Opportunities for Growth Through Healthcare Technology
As the healthcare IT landscape continues to change, a number of promising technologies could have a positive effect on patient care experiences. The following technology initiatives are helping to improve patient care and hospital ROI potentials:
1. Mobile health. The use of mobile health (mhealth) apps doubled from 2013 to 2015, according to a PwC survey, and growth is expected to continue in 2017. Mobile health applications can help healthcare providers improve outreach, population health management and patient engagement efforts, while keeping patients out of the hospital. Mhealth capabilities can expand provider impact on patient follow-up care and wellness decisions for improved care delivery.
2. Telemedicine. Today’s patients are looking for care convenience. According to one recent consumer survey sponsored by American Well, one in five consumers would switch current primary care providers (PCP) if another PCP in their area offered telehealth visits, while 65 percent of those surveyed expressed interest in seeing their PCP over a video interface. Telehealth initiatives are expanding care capabilities across the country for remote and rural health providers as well. Congress’ 2016 passing of the Expanding Capacity for Health Outcomes (ECHO) Act expands Project ECHO’s model to pair academic medical specialists with primary care providers through virtual clinics for mentoring with behavioral health and population health management. Proven through several academic studies, Project ECHO’s model lessens rural physicians’ feelings of isolation through cost-effective access to specialty care best practices.
3. Interoperability. The organization HIMSS defines interoperability in healthcare as the ability of different information technology systems and software applications to communicate, exchange data and use the information that has been exchanged. Healthcare providers, especially small physician practices or rural health groups, are often at the mercy of their EHR vendors in terms of willingness and capability of data sharing.

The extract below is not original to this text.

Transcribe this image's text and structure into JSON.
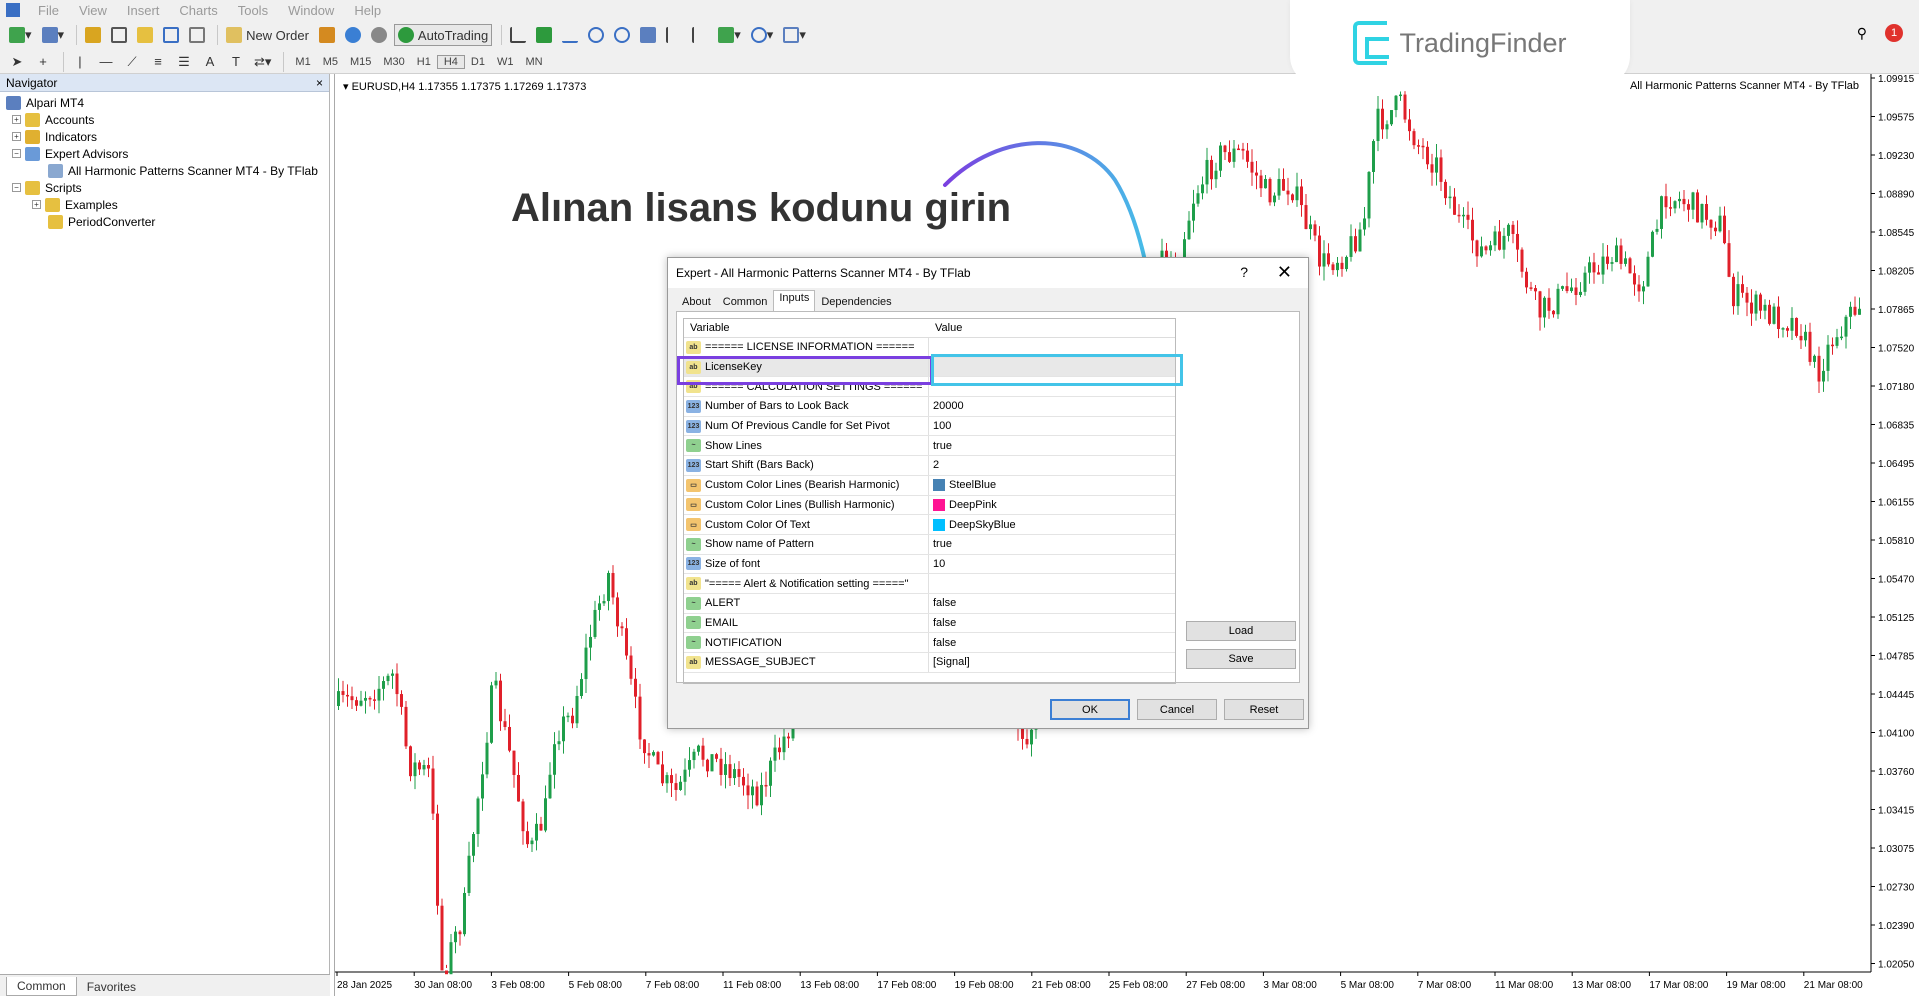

With the passing of 2016’s 21st Century Cures Act, the U.S. government has now clearly defined data blocking and its commitment toward holding the private sector accountable for transparency in healthcare IT. This puts pressure on vendors to enable interoperability, which better connects providers for improved patient care and safety across patients’ medical journeys.
4. Business Intelligence. On top of expanding patient care initiatives, technology also streamlines hospitals’ financial management processes through business intelligence applications. Today healthcare providers can view a more complete picture of claims management by analyzing key performance indicators (KPIs) with business intelligence (BI) tools to identify potential improvement areas for operational change. Utilizing BI tool insights can help healthcare organizations leverage distinct improvements in cash flow and collection rates from payers, while decreasing denial rates. This combination can lead to better-informed decision making, higher billing and administrative staff satisfaction, increased revenue and better overall financial health, along with a more effectively run organization over the long term.
As the healthcare industry becomes more consumer driven, healthcare providers, whether a small physician practice or a multi-facility healthcare system, must welcome technology to elevate patient care and revenue management capabilities.
By pointing the finger at technology’s annoying nuances, providers waste time and optimization potential, or the opportunity to strategize how to mine technology to improve care across the continuum to remain competitive.